#### DIRECTIONS FOR THIS TASK
Read through the entries below and return each line with the word "Atom".

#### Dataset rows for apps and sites
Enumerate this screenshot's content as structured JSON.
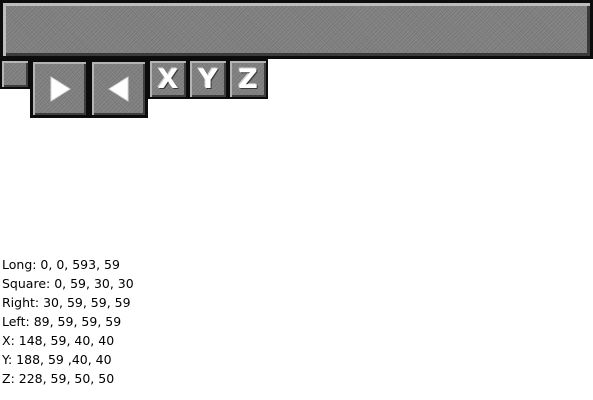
{
  "buttons": {
    "long": {
      "name": "Long"
    },
    "square": {
      "name": "Square"
    },
    "right": {
      "name": "Right",
      "icon": "play-right-icon"
    },
    "left": {
      "name": "Left",
      "icon": "play-left-icon"
    },
    "x": {
      "label": "X"
    },
    "y": {
      "label": "Y"
    },
    "z": {
      "label": "Z"
    }
  },
  "colors": {
    "button_face": "#7e7e7e",
    "button_border": "#0c0c0c",
    "glyph": "#ffffff",
    "text": "#000000"
  },
  "info_lines": [
    "Long: 0, 0, 593, 59",
    "Square: 0, 59, 30, 30",
    "Right: 30, 59, 59, 59",
    "Left: 89, 59, 59, 59",
    "X: 148, 59, 40, 40",
    "Y: 188, 59 ,40, 40",
    "Z: 228, 59, 50, 50"
  ]
}
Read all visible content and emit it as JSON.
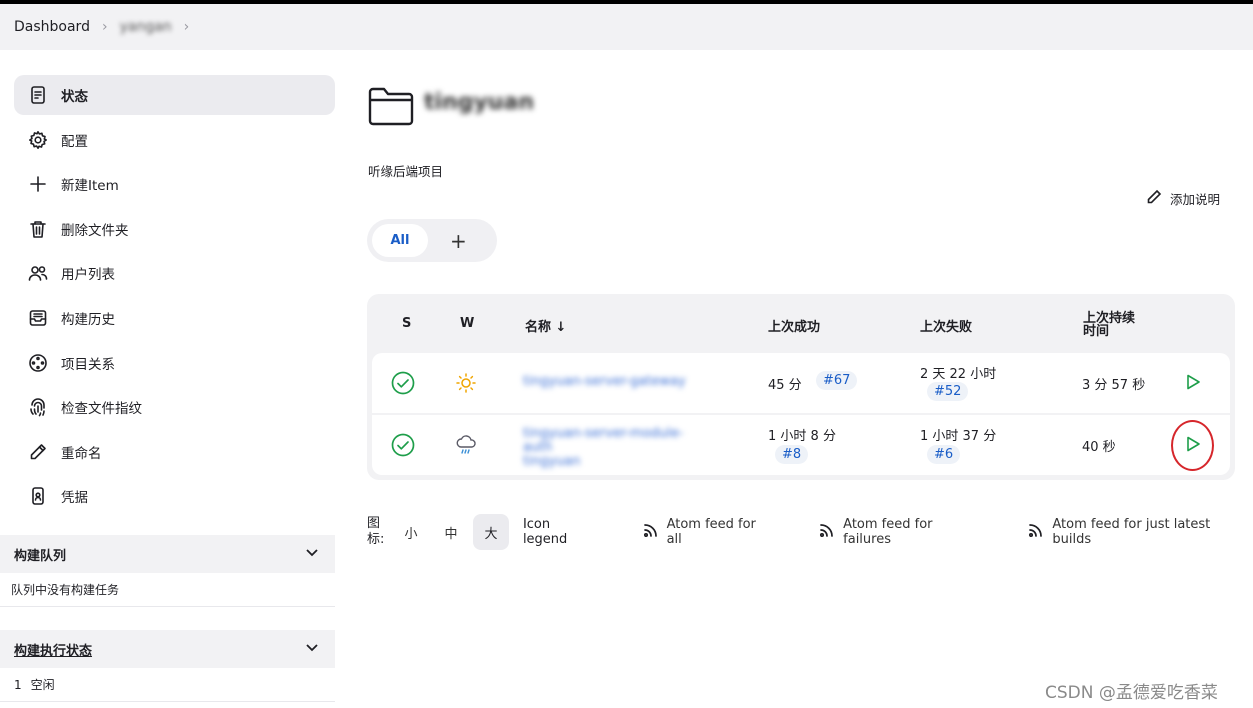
{
  "breadcrumb": {
    "home": "Dashboard",
    "folder": "yangan"
  },
  "sidebar": {
    "items": [
      {
        "label": "状态",
        "icon": "document-icon"
      },
      {
        "label": "配置",
        "icon": "gear-icon"
      },
      {
        "label": "新建Item",
        "icon": "plus-icon"
      },
      {
        "label": "删除文件夹",
        "icon": "trash-icon"
      },
      {
        "label": "用户列表",
        "icon": "users-icon"
      },
      {
        "label": "构建历史",
        "icon": "inbox-icon"
      },
      {
        "label": "项目关系",
        "icon": "relations-icon"
      },
      {
        "label": "检查文件指纹",
        "icon": "fingerprint-icon"
      },
      {
        "label": "重命名",
        "icon": "pencil-icon"
      },
      {
        "label": "凭据",
        "icon": "phone-credentials-icon"
      }
    ],
    "build_queue": {
      "title": "构建队列",
      "empty_text": "队列中没有构建任务"
    },
    "executor_status": {
      "title": "构建执行状态",
      "executor_num": "1",
      "executor_state": "空闲"
    }
  },
  "main": {
    "folder_title": "tingyuan",
    "description": "听缘后端项目",
    "add_description": "添加说明",
    "tabs": {
      "all": "All",
      "add": "+"
    },
    "table": {
      "headers": {
        "s": "S",
        "w": "W",
        "name": "名称 ↓",
        "last_success": "上次成功",
        "last_failure": "上次失败",
        "last_duration_1": "上次持续",
        "last_duration_2": "时间"
      },
      "rows": [
        {
          "name": "tingyuan-server-gateway",
          "weather": "sunny",
          "last_success": "45 分",
          "last_success_build": "#67",
          "last_failure": "2 天 22 小时",
          "last_failure_build": "#52",
          "duration": "3 分 57 秒"
        },
        {
          "name": "tingyuan-server-module-auth",
          "name2": "tingyuan",
          "weather": "rainy",
          "last_success": "1 小时 8 分",
          "last_success_build": "#8",
          "last_failure": "1 小时 37 分",
          "last_failure_build": "#6",
          "duration": "40 秒"
        }
      ]
    },
    "icon_size": {
      "label": "图标:",
      "small": "小",
      "medium": "中",
      "large": "大"
    },
    "icon_legend": "Icon legend",
    "feeds": {
      "all": "Atom feed for all",
      "failures": "Atom feed for failures",
      "latest": "Atom feed for just latest builds"
    }
  },
  "watermark": "CSDN @孟德爱吃香菜",
  "colors": {
    "accent": "#1a5dc7",
    "success": "#1e9e4a",
    "highlight": "#d6262b"
  }
}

#### REPLY TO THE TASK
      "all": "Atom feed for all",
      "failures": "Atom feed for failures",
      "latest": "Atom feed for just latest builds"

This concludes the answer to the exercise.